FIG. 3 shows the arrangement 100 applied to a custom irregular shaped garden. In this case the printed ground cover 102 is shaped to match the garden, this can be done as part of a custom kit or the gardener could print a plan 200 from the Internet and cut the printed ground cover 102. The result is a custom shape cover 102A. In this arrangement the same tapes 110 and 120 are laid out so that the existing grids on the custom shape cover 102A will still have an alpha-numeric designation. Partial square spaces such as 108A can have an alpha-numeric designation and can still be used.
FIG. 4 shows a tool 400 usable with the arrangement. The tool 400 includes a loop top 402 and pointed base 404. The tool 400 can be used to pin the flexible rules 110, 120 to the ground and the tool 400 can also be used to poke holes through the printed ground cover 102 and can be used as a dibber to place holes in the ground for seeds or small bulbs.
FIG. 5 shows a template tool 500. The template 500 fits within a single grid space like A1 or B2 for example. The template 500 has holes 502 that can be laid out in a variety of patterns such as the one shown and can be used to plant seeds or small bulbs within a single space. Tool 400 can place holes through the template 500. With this template tool 500 a given planting plan 200 can include very small plants in the same plan with larger ones. Several template tools 500 with different patterns can be provided for seeds and bulbs for example.

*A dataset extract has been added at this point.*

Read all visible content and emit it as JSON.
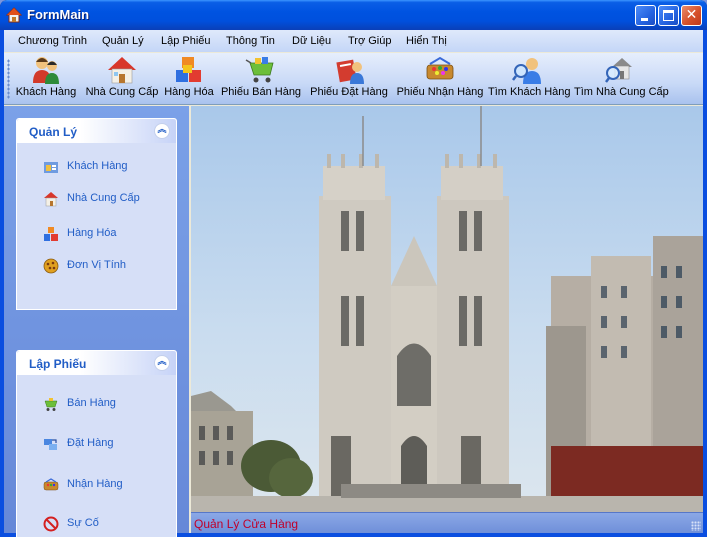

In use, a garden plan 200 can be offered through the Internet, through a retail location or as part of a kit for example. The plan 200 includes a list 204 of garden objects such as plants, bulbs, seeds and statuary for example and a corresponding grid location (A1, B2 . . . ) for that garden object. Once a gardener has a plan 200 the next step is to prepare the site so it is free of weeds and debris and then the printed ground cover 102 is laid out on the ground and pegged in place. The printed ground covers 102 can be any size or shape 102A and multiple covers 102 can be used if required. The corners of the printed ground cover 102 can be staked to the ground using tools 400. The tapes 110, 120 are placed adjacent the printed ground cover 102 such that indicia on the tapes align with columns 103 and rows 105 of grid spaces 108 on the cover 102. Typically the tape 110 will be perpendicular to the tape 120 creating a coordinate system. The printed ground cover 102 can be cut or folded to any shape to match a plan 200. Once the printed ground cover 102 and tapes 110, 120 are in place plants, seeds, bulbs and other objects 204 can be placed according to the grid locations (A1, B2 etc) and instructions 206 given by the plan 200. A seed or bulb might be planted by poking a hole in the cover 102 with a tool 400. A larger plant might require a gardener to cut out a grid location space. Once planted, the gardener can water and place mulch over the printed ground cover 102.
It would be obvious to those skilled in the art that modifications may be made to the embodiments described above without departing from the scope of the present invention. Thus the scope of the invention should be determined by the appended claims in the formal application and their legal equivalents, rather than by the examples given.